◆ Data:
^^^^^^^^^^^^^^^^

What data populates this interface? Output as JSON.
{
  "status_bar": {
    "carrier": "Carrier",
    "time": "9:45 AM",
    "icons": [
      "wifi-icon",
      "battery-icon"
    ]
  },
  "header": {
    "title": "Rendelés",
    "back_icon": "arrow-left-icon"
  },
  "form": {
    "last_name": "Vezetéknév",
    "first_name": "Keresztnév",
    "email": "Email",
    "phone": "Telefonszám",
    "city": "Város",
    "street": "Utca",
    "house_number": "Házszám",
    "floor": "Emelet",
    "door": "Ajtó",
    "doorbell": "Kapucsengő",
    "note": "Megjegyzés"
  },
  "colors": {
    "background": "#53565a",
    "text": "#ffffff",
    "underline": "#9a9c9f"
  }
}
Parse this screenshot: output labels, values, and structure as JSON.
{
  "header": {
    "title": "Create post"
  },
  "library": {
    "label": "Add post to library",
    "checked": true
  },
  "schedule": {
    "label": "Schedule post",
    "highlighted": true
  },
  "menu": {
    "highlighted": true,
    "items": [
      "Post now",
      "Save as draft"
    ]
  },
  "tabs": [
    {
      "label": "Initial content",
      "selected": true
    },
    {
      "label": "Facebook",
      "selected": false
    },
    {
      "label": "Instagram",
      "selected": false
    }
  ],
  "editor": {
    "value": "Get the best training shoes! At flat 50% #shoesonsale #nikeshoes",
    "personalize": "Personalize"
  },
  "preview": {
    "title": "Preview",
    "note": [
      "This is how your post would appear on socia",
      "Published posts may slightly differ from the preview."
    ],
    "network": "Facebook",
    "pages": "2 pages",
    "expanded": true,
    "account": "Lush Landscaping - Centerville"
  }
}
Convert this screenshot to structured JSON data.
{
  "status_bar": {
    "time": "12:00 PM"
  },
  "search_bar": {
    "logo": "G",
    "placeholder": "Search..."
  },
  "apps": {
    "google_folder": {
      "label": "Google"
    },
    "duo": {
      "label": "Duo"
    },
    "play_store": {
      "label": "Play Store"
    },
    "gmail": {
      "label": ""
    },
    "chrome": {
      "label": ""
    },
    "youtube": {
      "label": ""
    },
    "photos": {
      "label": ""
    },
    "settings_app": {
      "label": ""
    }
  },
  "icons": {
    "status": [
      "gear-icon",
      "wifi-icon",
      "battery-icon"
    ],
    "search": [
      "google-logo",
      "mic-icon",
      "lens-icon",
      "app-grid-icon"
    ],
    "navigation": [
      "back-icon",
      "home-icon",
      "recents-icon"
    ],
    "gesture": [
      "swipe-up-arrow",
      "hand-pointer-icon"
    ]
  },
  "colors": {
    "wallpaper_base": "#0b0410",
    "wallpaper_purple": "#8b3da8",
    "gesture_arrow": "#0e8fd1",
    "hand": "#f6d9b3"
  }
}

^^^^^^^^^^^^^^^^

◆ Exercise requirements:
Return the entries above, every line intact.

◆ Result of the exercise:
What data populates this interface? Output as JSON.
{
  "status_bar": {
    "carrier": "Carrier",
    "time": "9:45 AM",
    "icons": [
      "wifi-icon",
      "battery-icon"
    ]
  },
  "header": {
    "title": "Rendelés",
    "back_icon": "arrow-left-icon"
  },
  "form": {
    "last_name": "Vezetéknév",
    "first_name": "Keresztnév",
    "email": "Email",
    "phone": "Telefonszám",
    "city": "Város",
    "street": "Utca",
    "house_number": "Házszám",
    "floor": "Emelet",
    "door": "Ajtó",
    "doorbell": "Kapucsengő",
    "note": "Megjegyzés"
  },
  "colors": {
    "background": "#53565a",
    "text": "#ffffff",
    "underline": "#9a9c9f"
  }
}
Parse this screenshot: output labels, values, and structure as JSON.
{
  "header": {
    "title": "Create post"
  },
  "library": {
    "label": "Add post to library",
    "checked": true
  },
  "schedule": {
    "label": "Schedule post",
    "highlighted": true
  },
  "menu": {
    "highlighted": true,
    "items": [
      "Post now",
      "Save as draft"
    ]
  },
  "tabs": [
    {
      "label": "Initial content",
      "selected": true
    },
    {
      "label": "Facebook",
      "selected": false
    },
    {
      "label": "Instagram",
      "selected": false
    }
  ],
  "editor": {
    "value": "Get the best training shoes! At flat 50% #shoesonsale #nikeshoes",
    "personalize": "Personalize"
  },
  "preview": {
    "title": "Preview",
    "note": [
      "This is how your post would appear on socia",
      "Published posts may slightly differ from the preview."
    ],
    "network": "Facebook",
    "pages": "2 pages",
    "expanded": true,
    "account": "Lush Landscaping - Centerville"
  }
}
Convert this screenshot to structured JSON data.
{
  "status_bar": {
    "time": "12:00 PM"
  },
  "search_bar": {
    "logo": "G",
    "placeholder": "Search..."
  },
  "apps": {
    "google_folder": {
      "label": "Google"
    },
    "duo": {
      "label": "Duo"
    },
    "play_store": {
      "label": "Play Store"
    },
    "gmail": {
      "label": ""
    },
    "chrome": {
      "label": ""
    },
    "youtube": {
      "label": ""
    },
    "photos": {
      "label": ""
    },
    "settings_app": {
      "label": ""
    }
  },
  "icons": {
    "status": [
      "gear-icon",
      "wifi-icon",
      "battery-icon"
    ],
    "search": [
      "google-logo",
      "mic-icon",
      "lens-icon",
      "app-grid-icon"
    ],
    "navigation": [
      "back-icon",
      "home-icon",
      "recents-icon"
    ],
    "gesture": [
      "swipe-up-arrow",
      "hand-pointer-icon"
    ]
  },
  "colors": {
    "wallpaper_base": "#0b0410",
    "wallpaper_purple": "#8b3da8",
    "gesture_arrow": "#0e8fd1",
    "hand": "#f6d9b3"
  }
}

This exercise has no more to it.